“To be competitive with other universities that offer these types of majors, this was the next natural step in order to meet the needs of our students,” said Powell, who began working on her doctorate degree this fall at the University of Missouri.
Plans for the new theatre major were officially set in motion after Powell attended a conference of the National Association of Schools of Theatre in the spring of 2012.
“We built our curriculum so that when our program grows we will be able to pursue accreditation with them,” said Powell.
Powell said that she views the new theatre major as an indication of the extent to which the program is supported by the administration, which officially approved both new majors at the May 2012 Board of Trustees meeting.
“We’re excited because our program is growing,” said Powell. “The addition of this new major means the administration understands the value of what we’ve already done enough to invest in the future of it.”
Powell was quick to stress the fact that the new major is not the result of her efforts alone, and that she benefitted greatly from the assistance of Dr. Larry Smith, professor of music and fine arts chairperson, Dr. Ladd Faszold, professor of music, and Sarah Dickey, fine arts administrative assistant.
“Over the course of the last five or six years, we have developed a full-time music schedule,” said Smith. “We felt that it was time we had a theatre major to go along with the music major.”
Faszold, who was division chair prior to Smith, added: “We worked for a long time to make the theatre major happen, because it is an important part of what we can offer our students.”

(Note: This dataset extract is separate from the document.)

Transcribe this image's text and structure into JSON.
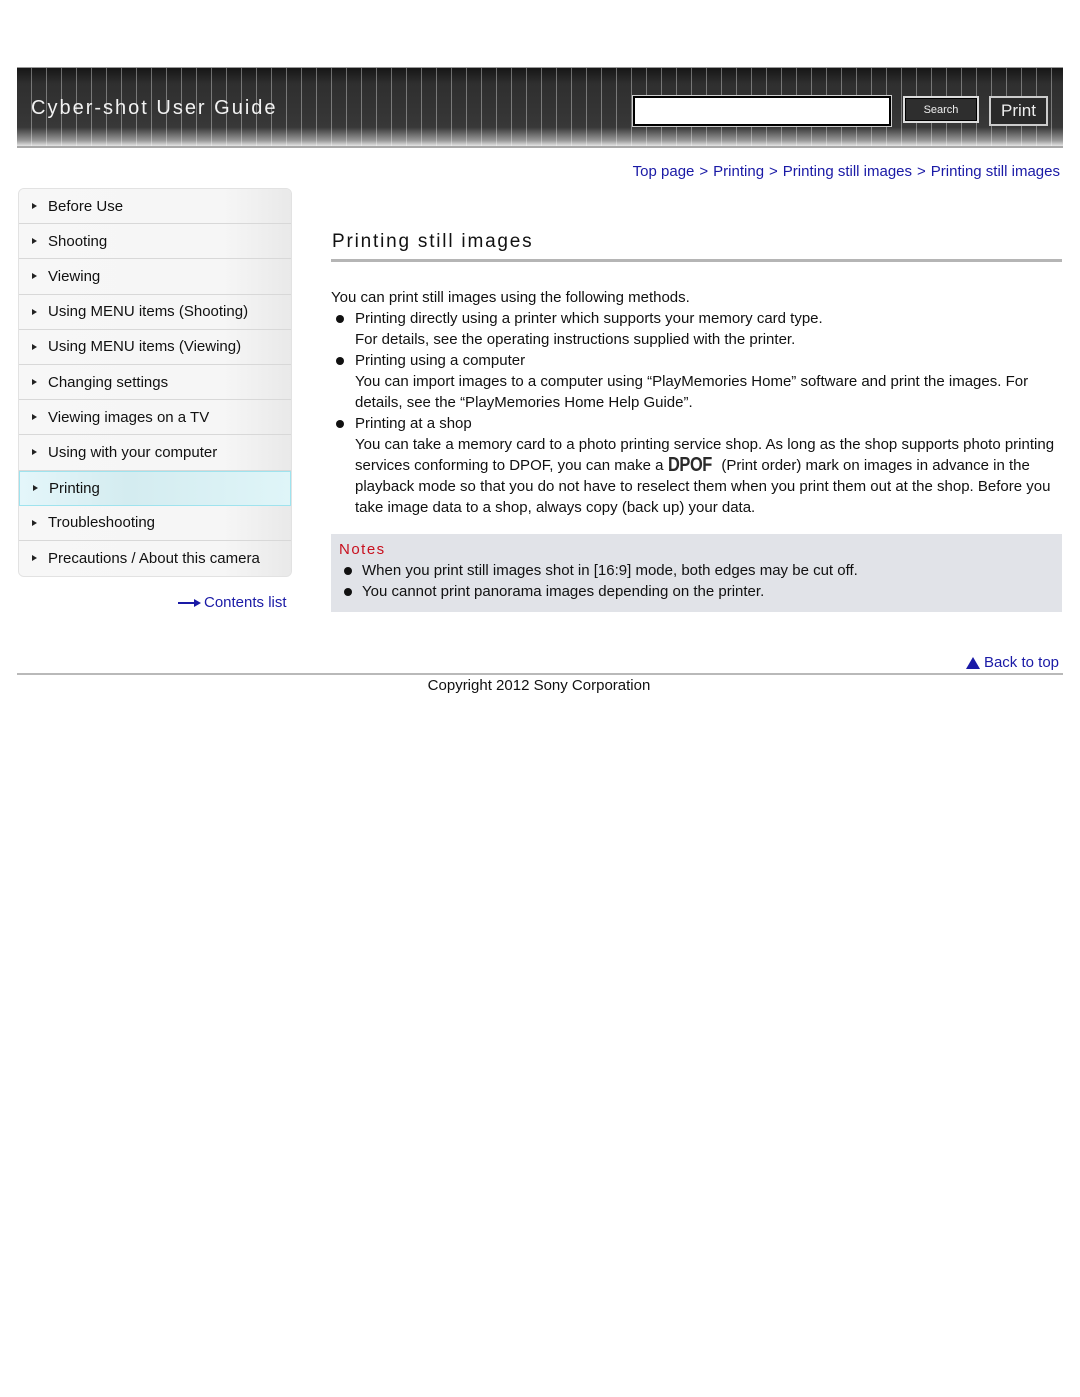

Like Means, Smith described the process of creating the new major as “thorough,” adding that the Journalism and Theatre Departments were the first to undergo a new and stringent approval system that the Academic Affairs Committee implemented last fall.

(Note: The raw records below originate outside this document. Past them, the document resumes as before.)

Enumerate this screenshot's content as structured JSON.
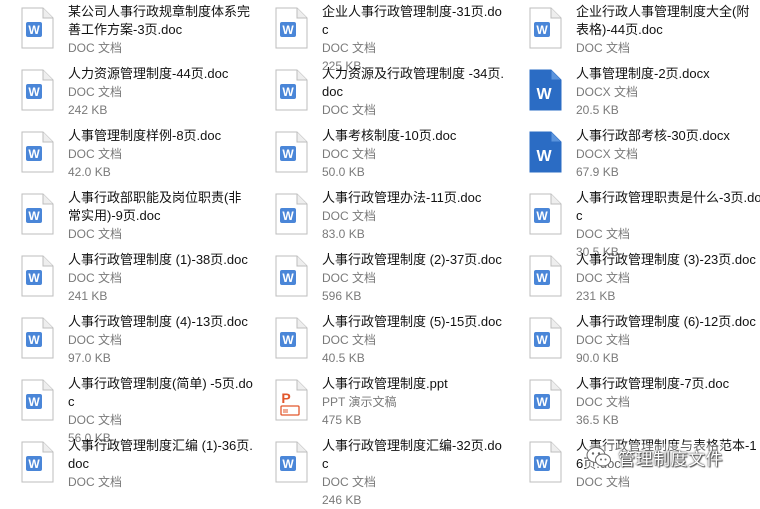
{
  "files": [
    {
      "name": "某公司人事行政规章制度体系完善工作方案-3页.doc",
      "type": "DOC 文档",
      "size": "",
      "icon": "word-doc-icon"
    },
    {
      "name": "企业人事行政管理制度-31页.doc",
      "type": "DOC 文档",
      "size": "225 KB",
      "icon": "word-doc-icon"
    },
    {
      "name": "企业行政人事管理制度大全(附表格)-44页.doc",
      "type": "DOC 文档",
      "size": "",
      "icon": "word-doc-icon"
    },
    {
      "name": "人力资源管理制度-44页.doc",
      "type": "DOC 文档",
      "size": "242 KB",
      "icon": "word-doc-icon"
    },
    {
      "name": "人力资源及行政管理制度 -34页.doc",
      "type": "DOC 文档",
      "size": "",
      "icon": "word-doc-icon"
    },
    {
      "name": "人事管理制度-2页.docx",
      "type": "DOCX 文档",
      "size": "20.5 KB",
      "icon": "word-docx-icon"
    },
    {
      "name": "人事管理制度样例-8页.doc",
      "type": "DOC 文档",
      "size": "42.0 KB",
      "icon": "word-doc-icon"
    },
    {
      "name": "人事考核制度-10页.doc",
      "type": "DOC 文档",
      "size": "50.0 KB",
      "icon": "word-doc-icon"
    },
    {
      "name": "人事行政部考核-30页.docx",
      "type": "DOCX 文档",
      "size": "67.9 KB",
      "icon": "word-docx-icon"
    },
    {
      "name": "人事行政部职能及岗位职责(非常实用)-9页.doc",
      "type": "DOC 文档",
      "size": "",
      "icon": "word-doc-icon"
    },
    {
      "name": "人事行政管理办法-11页.doc",
      "type": "DOC 文档",
      "size": "83.0 KB",
      "icon": "word-doc-icon"
    },
    {
      "name": "人事行政管理职责是什么-3页.doc",
      "type": "DOC 文档",
      "size": "30.5 KB",
      "icon": "word-doc-icon"
    },
    {
      "name": "人事行政管理制度 (1)-38页.doc",
      "type": "DOC 文档",
      "size": "241 KB",
      "icon": "word-doc-icon"
    },
    {
      "name": "人事行政管理制度 (2)-37页.doc",
      "type": "DOC 文档",
      "size": "596 KB",
      "icon": "word-doc-icon"
    },
    {
      "name": "人事行政管理制度 (3)-23页.doc",
      "type": "DOC 文档",
      "size": "231 KB",
      "icon": "word-doc-icon"
    },
    {
      "name": "人事行政管理制度 (4)-13页.doc",
      "type": "DOC 文档",
      "size": "97.0 KB",
      "icon": "word-doc-icon"
    },
    {
      "name": "人事行政管理制度 (5)-15页.doc",
      "type": "DOC 文档",
      "size": "40.5 KB",
      "icon": "word-doc-icon"
    },
    {
      "name": "人事行政管理制度 (6)-12页.doc",
      "type": "DOC 文档",
      "size": "90.0 KB",
      "icon": "word-doc-icon"
    },
    {
      "name": "人事行政管理制度(简单) -5页.doc",
      "type": "DOC 文档",
      "size": "56.0 KB",
      "icon": "word-doc-icon"
    },
    {
      "name": "人事行政管理制度.ppt",
      "type": "PPT 演示文稿",
      "size": "475 KB",
      "icon": "ppt-icon"
    },
    {
      "name": "人事行政管理制度-7页.doc",
      "type": "DOC 文档",
      "size": "36.5 KB",
      "icon": "word-doc-icon"
    },
    {
      "name": "人事行政管理制度汇编 (1)-36页.doc",
      "type": "DOC 文档",
      "size": "",
      "icon": "word-doc-icon"
    },
    {
      "name": "人事行政管理制度汇编-32页.doc",
      "type": "DOC 文档",
      "size": "246 KB",
      "icon": "word-doc-icon"
    },
    {
      "name": "人事行政管理制度与表格范本-16页.doc",
      "type": "DOC 文档",
      "size": "",
      "icon": "word-doc-icon"
    }
  ],
  "watermark": {
    "text": "管理制度文件",
    "icon": "wechat-icon"
  }
}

The creation of a new theatre major has brought with it the addition of a number of technical theatre classes including Script Analysis, History of Musical Theatre, Theatre History II, Theatrical Costuming, Acting III, Theatre Media, and Voice and Movement for the Actor.
“We already felt that we had a program in place that merited the creation of a theatre major,” said Smith. “What we needed was the curriculum. That was the element that was missing.”
Although the new major is still in its infancy, an encouraging number of students have changed their degree programs and become theatre majors.
“Our primary goal is the recruitment of new students,” said Smith. “Once we start promoting this, however, it is possible that a number of current students may switch majors.”
“We’re very excited about the possibilities this opens up for student recruitment,” added Dickey. “It will open up opportunities for students who want to perform but don’t necessarily want to major in music.”